• Problem requirements: Character for character, write out the data below.

Stored data entries:

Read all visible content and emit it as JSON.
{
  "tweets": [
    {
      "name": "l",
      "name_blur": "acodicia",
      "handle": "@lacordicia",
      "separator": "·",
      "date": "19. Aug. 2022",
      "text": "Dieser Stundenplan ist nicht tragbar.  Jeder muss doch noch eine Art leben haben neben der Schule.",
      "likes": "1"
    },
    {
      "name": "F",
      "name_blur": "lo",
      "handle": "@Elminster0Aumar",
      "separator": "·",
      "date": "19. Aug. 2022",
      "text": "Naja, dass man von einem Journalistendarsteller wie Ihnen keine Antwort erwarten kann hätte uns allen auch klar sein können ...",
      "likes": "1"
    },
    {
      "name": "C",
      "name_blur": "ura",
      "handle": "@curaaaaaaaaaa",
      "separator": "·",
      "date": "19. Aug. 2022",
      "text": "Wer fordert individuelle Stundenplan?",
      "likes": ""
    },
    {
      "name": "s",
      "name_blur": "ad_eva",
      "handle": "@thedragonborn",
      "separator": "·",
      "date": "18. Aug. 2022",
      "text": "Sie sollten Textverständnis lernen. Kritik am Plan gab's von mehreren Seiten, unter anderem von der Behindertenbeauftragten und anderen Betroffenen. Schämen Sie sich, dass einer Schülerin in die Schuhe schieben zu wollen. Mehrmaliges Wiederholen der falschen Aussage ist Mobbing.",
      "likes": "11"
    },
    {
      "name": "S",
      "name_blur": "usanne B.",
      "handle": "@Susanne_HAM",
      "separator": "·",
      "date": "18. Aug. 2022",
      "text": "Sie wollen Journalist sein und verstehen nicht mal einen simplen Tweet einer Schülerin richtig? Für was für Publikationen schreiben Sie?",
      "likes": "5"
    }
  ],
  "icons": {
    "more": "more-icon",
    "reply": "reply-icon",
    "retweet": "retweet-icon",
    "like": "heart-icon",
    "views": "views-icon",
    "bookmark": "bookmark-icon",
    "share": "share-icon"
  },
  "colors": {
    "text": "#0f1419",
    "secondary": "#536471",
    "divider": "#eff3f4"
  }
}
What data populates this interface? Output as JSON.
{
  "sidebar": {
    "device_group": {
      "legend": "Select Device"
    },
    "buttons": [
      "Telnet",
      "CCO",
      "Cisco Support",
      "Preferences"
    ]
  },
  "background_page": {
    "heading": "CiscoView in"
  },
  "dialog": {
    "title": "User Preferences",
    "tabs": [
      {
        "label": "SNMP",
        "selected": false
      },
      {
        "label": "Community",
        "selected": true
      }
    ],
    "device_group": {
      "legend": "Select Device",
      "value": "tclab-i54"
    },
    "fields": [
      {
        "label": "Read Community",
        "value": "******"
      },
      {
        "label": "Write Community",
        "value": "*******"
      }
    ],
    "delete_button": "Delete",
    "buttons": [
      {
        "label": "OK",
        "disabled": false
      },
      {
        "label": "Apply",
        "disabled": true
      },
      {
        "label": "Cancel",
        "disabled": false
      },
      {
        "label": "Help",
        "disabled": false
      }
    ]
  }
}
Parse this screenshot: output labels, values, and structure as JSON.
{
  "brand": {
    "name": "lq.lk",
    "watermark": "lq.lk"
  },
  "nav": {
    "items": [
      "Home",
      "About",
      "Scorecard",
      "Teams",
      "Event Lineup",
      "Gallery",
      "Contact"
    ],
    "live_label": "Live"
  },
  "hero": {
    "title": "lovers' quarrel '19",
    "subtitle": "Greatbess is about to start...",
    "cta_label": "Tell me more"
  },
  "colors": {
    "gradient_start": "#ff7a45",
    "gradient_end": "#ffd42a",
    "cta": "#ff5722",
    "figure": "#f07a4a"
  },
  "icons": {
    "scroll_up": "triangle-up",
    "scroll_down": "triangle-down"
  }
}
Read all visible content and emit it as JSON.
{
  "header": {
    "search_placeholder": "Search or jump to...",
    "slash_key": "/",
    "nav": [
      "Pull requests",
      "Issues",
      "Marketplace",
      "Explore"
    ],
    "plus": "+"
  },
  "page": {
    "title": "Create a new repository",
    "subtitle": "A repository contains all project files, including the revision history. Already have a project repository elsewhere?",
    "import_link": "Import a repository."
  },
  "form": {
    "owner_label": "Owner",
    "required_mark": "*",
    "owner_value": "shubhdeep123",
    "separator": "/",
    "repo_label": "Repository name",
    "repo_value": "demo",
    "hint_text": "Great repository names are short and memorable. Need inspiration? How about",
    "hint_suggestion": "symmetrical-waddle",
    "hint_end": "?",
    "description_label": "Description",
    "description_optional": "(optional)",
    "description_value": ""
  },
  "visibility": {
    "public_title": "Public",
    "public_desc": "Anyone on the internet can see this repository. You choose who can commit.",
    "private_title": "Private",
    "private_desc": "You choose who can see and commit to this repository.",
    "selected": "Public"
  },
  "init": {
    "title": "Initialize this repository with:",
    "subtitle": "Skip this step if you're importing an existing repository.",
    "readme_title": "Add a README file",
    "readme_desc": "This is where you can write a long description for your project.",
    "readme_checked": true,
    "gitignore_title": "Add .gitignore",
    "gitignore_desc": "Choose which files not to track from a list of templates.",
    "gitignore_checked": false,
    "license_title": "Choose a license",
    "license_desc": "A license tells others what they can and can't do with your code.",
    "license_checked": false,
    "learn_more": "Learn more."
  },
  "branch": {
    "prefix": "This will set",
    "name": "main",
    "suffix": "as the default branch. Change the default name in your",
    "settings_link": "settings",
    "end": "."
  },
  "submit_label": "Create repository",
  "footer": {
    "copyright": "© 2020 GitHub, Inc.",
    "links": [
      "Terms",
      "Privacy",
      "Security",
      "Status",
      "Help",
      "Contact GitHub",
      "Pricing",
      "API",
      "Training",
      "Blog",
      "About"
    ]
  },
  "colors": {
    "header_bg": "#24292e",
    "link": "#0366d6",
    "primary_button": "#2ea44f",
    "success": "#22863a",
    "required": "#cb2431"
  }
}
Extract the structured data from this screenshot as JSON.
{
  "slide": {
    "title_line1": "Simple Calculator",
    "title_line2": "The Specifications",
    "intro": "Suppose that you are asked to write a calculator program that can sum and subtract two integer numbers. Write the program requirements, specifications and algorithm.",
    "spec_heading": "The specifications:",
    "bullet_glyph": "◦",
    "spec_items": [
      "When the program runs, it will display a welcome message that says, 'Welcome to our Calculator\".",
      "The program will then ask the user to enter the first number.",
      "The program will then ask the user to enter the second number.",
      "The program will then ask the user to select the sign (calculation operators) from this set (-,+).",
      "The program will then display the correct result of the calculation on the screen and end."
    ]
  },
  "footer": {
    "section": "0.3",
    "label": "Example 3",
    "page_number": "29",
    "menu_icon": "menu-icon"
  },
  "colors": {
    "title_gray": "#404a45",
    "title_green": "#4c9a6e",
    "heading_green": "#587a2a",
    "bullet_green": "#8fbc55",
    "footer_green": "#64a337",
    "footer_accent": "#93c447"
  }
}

• Task solution:
Read all visible content and emit it as JSON.
{
  "tweets": [
    {
      "name": "l",
      "name_blur": "acodicia",
      "handle": "@lacordicia",
      "separator": "·",
      "date": "19. Aug. 2022",
      "text": "Dieser Stundenplan ist nicht tragbar.  Jeder muss doch noch eine Art leben haben neben der Schule.",
      "likes": "1"
    },
    {
      "name": "F",
      "name_blur": "lo",
      "handle": "@Elminster0Aumar",
      "separator": "·",
      "date": "19. Aug. 2022",
      "text": "Naja, dass man von einem Journalistendarsteller wie Ihnen keine Antwort erwarten kann hätte uns allen auch klar sein können ...",
      "likes": "1"
    },
    {
      "name": "C",
      "name_blur": "ura",
      "handle": "@curaaaaaaaaaa",
      "separator": "·",
      "date": "19. Aug. 2022",
      "text": "Wer fordert individuelle Stundenplan?",
      "likes": ""
    },
    {
      "name": "s",
      "name_blur": "ad_eva",
      "handle": "@thedragonborn",
      "separator": "·",
      "date": "18. Aug. 2022",
      "text": "Sie sollten Textverständnis lernen. Kritik am Plan gab's von mehreren Seiten, unter anderem von der Behindertenbeauftragten und anderen Betroffenen. Schämen Sie sich, dass einer Schülerin in die Schuhe schieben zu wollen. Mehrmaliges Wiederholen der falschen Aussage ist Mobbing.",
      "likes": "11"
    },
    {
      "name": "S",
      "name_blur": "usanne B.",
      "handle": "@Susanne_HAM",
      "separator": "·",
      "date": "18. Aug. 2022",
      "text": "Sie wollen Journalist sein und verstehen nicht mal einen simplen Tweet einer Schülerin richtig? Für was für Publikationen schreiben Sie?",
      "likes": "5"
    }
  ],
  "icons": {
    "more": "more-icon",
    "reply": "reply-icon",
    "retweet": "retweet-icon",
    "like": "heart-icon",
    "views": "views-icon",
    "bookmark": "bookmark-icon",
    "share": "share-icon"
  },
  "colors": {
    "text": "#0f1419",
    "secondary": "#536471",
    "divider": "#eff3f4"
  }
}
What data populates this interface? Output as JSON.
{
  "sidebar": {
    "device_group": {
      "legend": "Select Device"
    },
    "buttons": [
      "Telnet",
      "CCO",
      "Cisco Support",
      "Preferences"
    ]
  },
  "background_page": {
    "heading": "CiscoView in"
  },
  "dialog": {
    "title": "User Preferences",
    "tabs": [
      {
        "label": "SNMP",
        "selected": false
      },
      {
        "label": "Community",
        "selected": true
      }
    ],
    "device_group": {
      "legend": "Select Device",
      "value": "tclab-i54"
    },
    "fields": [
      {
        "label": "Read Community",
        "value": "******"
      },
      {
        "label": "Write Community",
        "value": "*******"
      }
    ],
    "delete_button": "Delete",
    "buttons": [
      {
        "label": "OK",
        "disabled": false
      },
      {
        "label": "Apply",
        "disabled": true
      },
      {
        "label": "Cancel",
        "disabled": false
      },
      {
        "label": "Help",
        "disabled": false
      }
    ]
  }
}
Parse this screenshot: output labels, values, and structure as JSON.
{
  "brand": {
    "name": "lq.lk",
    "watermark": "lq.lk"
  },
  "nav": {
    "items": [
      "Home",
      "About",
      "Scorecard",
      "Teams",
      "Event Lineup",
      "Gallery",
      "Contact"
    ],
    "live_label": "Live"
  },
  "hero": {
    "title": "lovers' quarrel '19",
    "subtitle": "Greatbess is about to start...",
    "cta_label": "Tell me more"
  },
  "colors": {
    "gradient_start": "#ff7a45",
    "gradient_end": "#ffd42a",
    "cta": "#ff5722",
    "figure": "#f07a4a"
  },
  "icons": {
    "scroll_up": "triangle-up",
    "scroll_down": "triangle-down"
  }
}
Read all visible content and emit it as JSON.
{
  "header": {
    "search_placeholder": "Search or jump to...",
    "slash_key": "/",
    "nav": [
      "Pull requests",
      "Issues",
      "Marketplace",
      "Explore"
    ],
    "plus": "+"
  },
  "page": {
    "title": "Create a new repository",
    "subtitle": "A repository contains all project files, including the revision history. Already have a project repository elsewhere?",
    "import_link": "Import a repository."
  },
  "form": {
    "owner_label": "Owner",
    "required_mark": "*",
    "owner_value": "shubhdeep123",
    "separator": "/",
    "repo_label": "Repository name",
    "repo_value": "demo",
    "hint_text": "Great repository names are short and memorable. Need inspiration? How about",
    "hint_suggestion": "symmetrical-waddle",
    "hint_end": "?",
    "description_label": "Description",
    "description_optional": "(optional)",
    "description_value": ""
  },
  "visibility": {
    "public_title": "Public",
    "public_desc": "Anyone on the internet can see this repository. You choose who can commit.",
    "private_title": "Private",
    "private_desc": "You choose who can see and commit to this repository.",
    "selected": "Public"
  },
  "init": {
    "title": "Initialize this repository with:",
    "subtitle": "Skip this step if you're importing an existing repository.",
    "readme_title": "Add a README file",
    "readme_desc": "This is where you can write a long description for your project.",
    "readme_checked": true,
    "gitignore_title": "Add .gitignore",
    "gitignore_desc": "Choose which files not to track from a list of templates.",
    "gitignore_checked": false,
    "license_title": "Choose a license",
    "license_desc": "A license tells others what they can and can't do with your code.",
    "license_checked": false,
    "learn_more": "Learn more."
  },
  "branch": {
    "prefix": "This will set",
    "name": "main",
    "suffix": "as the default branch. Change the default name in your",
    "settings_link": "settings",
    "end": "."
  },
  "submit_label": "Create repository",
  "footer": {
    "copyright": "© 2020 GitHub, Inc.",
    "links": [
      "Terms",
      "Privacy",
      "Security",
      "Status",
      "Help",
      "Contact GitHub",
      "Pricing",
      "API",
      "Training",
      "Blog",
      "About"
    ]
  },
  "colors": {
    "header_bg": "#24292e",
    "link": "#0366d6",
    "primary_button": "#2ea44f",
    "success": "#22863a",
    "required": "#cb2431"
  }
}
Extract the structured data from this screenshot as JSON.
{
  "slide": {
    "title_line1": "Simple Calculator",
    "title_line2": "The Specifications",
    "intro": "Suppose that you are asked to write a calculator program that can sum and subtract two integer numbers. Write the program requirements, specifications and algorithm.",
    "spec_heading": "The specifications:",
    "bullet_glyph": "◦",
    "spec_items": [
      "When the program runs, it will display a welcome message that says, 'Welcome to our Calculator\".",
      "The program will then ask the user to enter the first number.",
      "The program will then ask the user to enter the second number.",
      "The program will then ask the user to select the sign (calculation operators) from this set (-,+).",
      "The program will then display the correct result of the calculation on the screen and end."
    ]
  },
  "footer": {
    "section": "0.3",
    "label": "Example 3",
    "page_number": "29",
    "menu_icon": "menu-icon"
  },
  "colors": {
    "title_gray": "#404a45",
    "title_green": "#4c9a6e",
    "heading_green": "#587a2a",
    "bullet_green": "#8fbc55",
    "footer_green": "#64a337",
    "footer_accent": "#93c447"
  }
}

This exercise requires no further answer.